"""

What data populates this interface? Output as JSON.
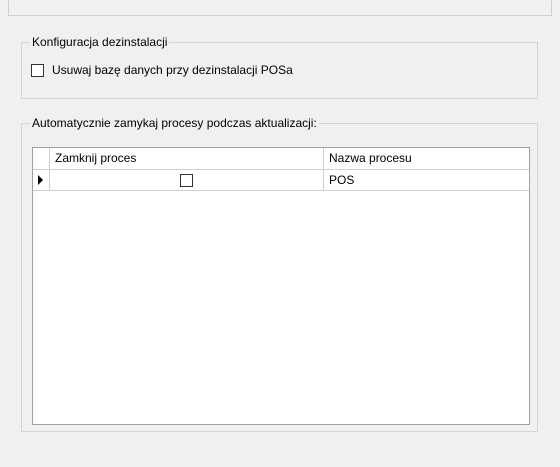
{
  "uninstall_config": {
    "legend": "Konfiguracja dezinstalacji",
    "delete_db_label": "Usuwaj bazę danych przy dezinstalacji POSa",
    "delete_db_checked": false
  },
  "auto_close": {
    "legend": "Automatycznie zamykaj procesy podczas aktualizacji:",
    "columns": [
      "Zamknij proces",
      "Nazwa procesu"
    ],
    "rows": [
      {
        "close": false,
        "name": "POS",
        "current": true
      }
    ]
  }
}
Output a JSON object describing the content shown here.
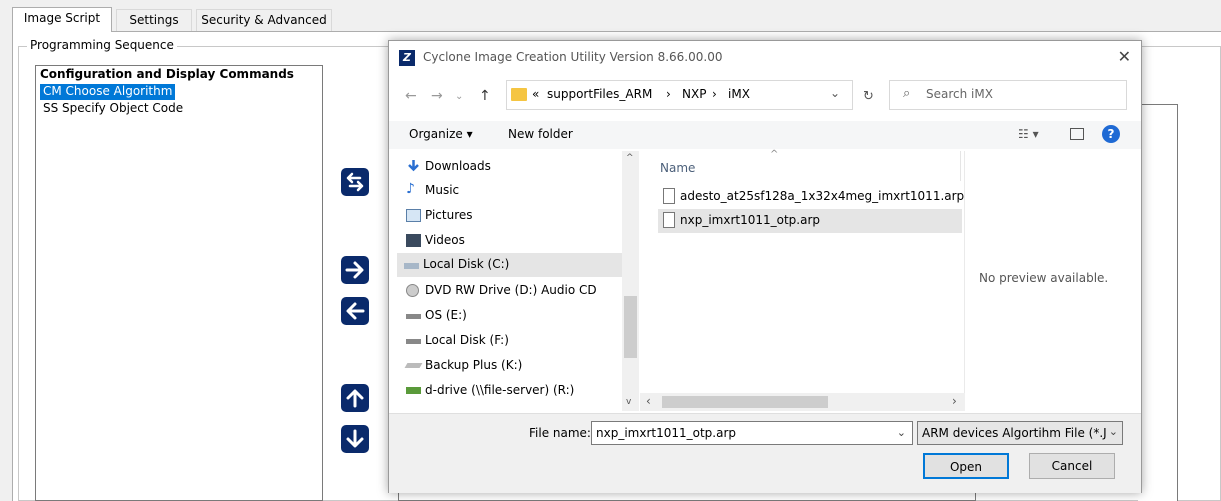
{
  "tabs": [
    "Image Script",
    "Settings",
    "Security & Advanced"
  ],
  "group_title": "Programming Sequence",
  "sequence": {
    "header": "Configuration and Display Commands",
    "items": [
      "CM  Choose Algorithm",
      "SS  Specify Object Code"
    ]
  },
  "dialog": {
    "title": "Cyclone Image Creation Utility  Version 8.66.00.00",
    "app_icon_letter": "Z",
    "breadcrumb": [
      "«",
      "supportFiles_ARM",
      "›",
      "NXP",
      "›",
      "iMX"
    ],
    "search_placeholder": "Search iMX",
    "toolbar": {
      "organize": "Organize ▾",
      "new_folder": "New folder"
    },
    "nav_items": [
      "Downloads",
      "Music",
      "Pictures",
      "Videos",
      "Local Disk (C:)",
      "DVD RW Drive (D:) Audio CD",
      "OS (E:)",
      "Local Disk (F:)",
      "Backup Plus (K:)",
      "d-drive (\\\\file-server) (R:)"
    ],
    "selected_nav": "Local Disk (C:)",
    "column_name": "Name",
    "files": [
      "adesto_at25sf128a_1x32x4meg_imxrt1011.arp",
      "nxp_imxrt1011_otp.arp"
    ],
    "selected_file": "nxp_imxrt1011_otp.arp",
    "preview_text": "No preview available.",
    "file_name_label": "File name:",
    "file_name_value": "nxp_imxrt1011_otp.arp",
    "file_type": "ARM devices Algortihm File (*.J",
    "open_label": "Open",
    "cancel_label": "Cancel"
  },
  "colors": {
    "accent": "#0078d7",
    "arrow_button": "#0a2a6b",
    "selection": "#e5e5e5"
  }
}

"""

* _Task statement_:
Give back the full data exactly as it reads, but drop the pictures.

* _Task output_:
What data populates this interface? Output as JSON.
{
  "uninstall_config": {
    "legend": "Konfiguracja dezinstalacji",
    "delete_db_label": "Usuwaj bazę danych przy dezinstalacji POSa",
    "delete_db_checked": false
  },
  "auto_close": {
    "legend": "Automatycznie zamykaj procesy podczas aktualizacji:",
    "columns": [
      "Zamknij proces",
      "Nazwa procesu"
    ],
    "rows": [
      {
        "close": false,
        "name": "POS",
        "current": true
      }
    ]
  }
}
Output a JSON object describing the content shown here.
{
  "tabs": [
    "Image Script",
    "Settings",
    "Security & Advanced"
  ],
  "group_title": "Programming Sequence",
  "sequence": {
    "header": "Configuration and Display Commands",
    "items": [
      "CM  Choose Algorithm",
      "SS  Specify Object Code"
    ]
  },
  "dialog": {
    "title": "Cyclone Image Creation Utility  Version 8.66.00.00",
    "app_icon_letter": "Z",
    "breadcrumb": [
      "«",
      "supportFiles_ARM",
      "›",
      "NXP",
      "›",
      "iMX"
    ],
    "search_placeholder": "Search iMX",
    "toolbar": {
      "organize": "Organize ▾",
      "new_folder": "New folder"
    },
    "nav_items": [
      "Downloads",
      "Music",
      "Pictures",
      "Videos",
      "Local Disk (C:)",
      "DVD RW Drive (D:) Audio CD",
      "OS (E:)",
      "Local Disk (F:)",
      "Backup Plus (K:)",
      "d-drive (\\\\file-server) (R:)"
    ],
    "selected_nav": "Local Disk (C:)",
    "column_name": "Name",
    "files": [
      "adesto_at25sf128a_1x32x4meg_imxrt1011.arp",
      "nxp_imxrt1011_otp.arp"
    ],
    "selected_file": "nxp_imxrt1011_otp.arp",
    "preview_text": "No preview available.",
    "file_name_label": "File name:",
    "file_name_value": "nxp_imxrt1011_otp.arp",
    "file_type": "ARM devices Algortihm File (*.J",
    "open_label": "Open",
    "cancel_label": "Cancel"
  },
  "colors": {
    "accent": "#0078d7",
    "arrow_button": "#0a2a6b",
    "selection": "#e5e5e5"
  }
}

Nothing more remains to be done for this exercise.